In the meantime, the great news is - last night I found what looks to be a workaround! I still need to do some more testing to be 100% sure, but on both iPad and iPhone this fix totally got rid of the glitch.

It’s really simple - the first scene automatically jumps to the second scene. When the second scene loads, I tried triggering (On Scene Load) Hype’s native Play Sound… action. The Play Sound… action triggered the test audio fine with no glitches, and to my surprise, when I subsequently tried triggering the rest of the audio with holwer.js, it played back perfectly in sync and with no audio glitches whatsoever! It was the exactly the same sort of reset behavior I was getting by closing and restarting the widget.

So, I created a dummy 48,000kHz, 256K audio clip of silence 0:02 long. This way, when the widget is opened and that second scene runs, I trigger this tiny snippet of silence with Hype’s native Play Sound… action. This seems to prime the pumps and open the flood gates for the rest of the howler.js audio to play glitch free!

I’m about to apply this workaround to the rest of the widgets and do a bunch of testing to make sure it’s all good. I’m also going to let Apple support know about the workaround later today so that they can test with the updated info in mind.

In the meantime, I’m cautiously optimistic that (at least until Apple officially fixes the bug), a reliable workaround has likely been found!


Very interesting workaround. Thanks for sharing this! What are you using to encode your m4a files?

(Raleigh Green) #15

Very interesting workaround. Thanks for sharing this! What are you using to encode your m4a files?

I bounce the m4a’s directly from Logic Pro X.

(Raleigh Green) #16

Sorry, just to make sure I understand your question:
In the Logic Pro X bounce dialog box, encoding is set to AAC.
Hope that helps!

(Raleigh Green) #17

Hi Daniel,

Just wanted to let yo know that I heard back from Apple today.

Here is what they said:

"Hello Raleigh,

Thank you for your continued patience.

Our engineers have confirmed that the work around you found is functional, and we encourage you to share it on the Tumult Support Forum for Hype.

Please move forward with the work around audio files."

I also asked them if my case was closed and if they will continue to work on fixing the bug.
Here was their reply:

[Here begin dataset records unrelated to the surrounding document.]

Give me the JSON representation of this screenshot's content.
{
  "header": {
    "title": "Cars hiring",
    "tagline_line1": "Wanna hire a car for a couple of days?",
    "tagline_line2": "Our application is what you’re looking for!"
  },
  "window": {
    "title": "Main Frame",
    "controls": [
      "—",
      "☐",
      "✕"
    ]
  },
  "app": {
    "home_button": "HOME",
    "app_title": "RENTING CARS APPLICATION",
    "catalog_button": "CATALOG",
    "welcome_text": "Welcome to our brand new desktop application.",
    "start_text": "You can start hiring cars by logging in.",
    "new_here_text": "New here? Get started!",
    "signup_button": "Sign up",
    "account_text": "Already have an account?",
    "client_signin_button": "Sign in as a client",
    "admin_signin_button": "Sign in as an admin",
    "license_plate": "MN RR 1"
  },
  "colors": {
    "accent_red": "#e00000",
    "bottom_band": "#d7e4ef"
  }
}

"Hello Raleigh,

I can confirm that the engineers are aware of the issue. However, I can not speculate as to when a fix will be issued.

And yes, the engineers have closed the case. Please let me know if you have further concerns.

So, the upshot of it looks to be - who knows when (or, I suppose, if) the bug will be fixed.
But at least the workaround is verified as workable.

Good to know!

Thanks again for all your help with this.


Problem identified, case open‽ Well I guess that’s a start. At least you have a solution for now – I’m hoping that a part of their big iBooks (now known as Apple Books) redesign is some under the hood tuning for iOS 12.

(Raleigh Green) #19

Yes, that would indeed be great. The fact that they are rebranding as Apple Books is encouraging. Nice that they seem to be moving the platform forward.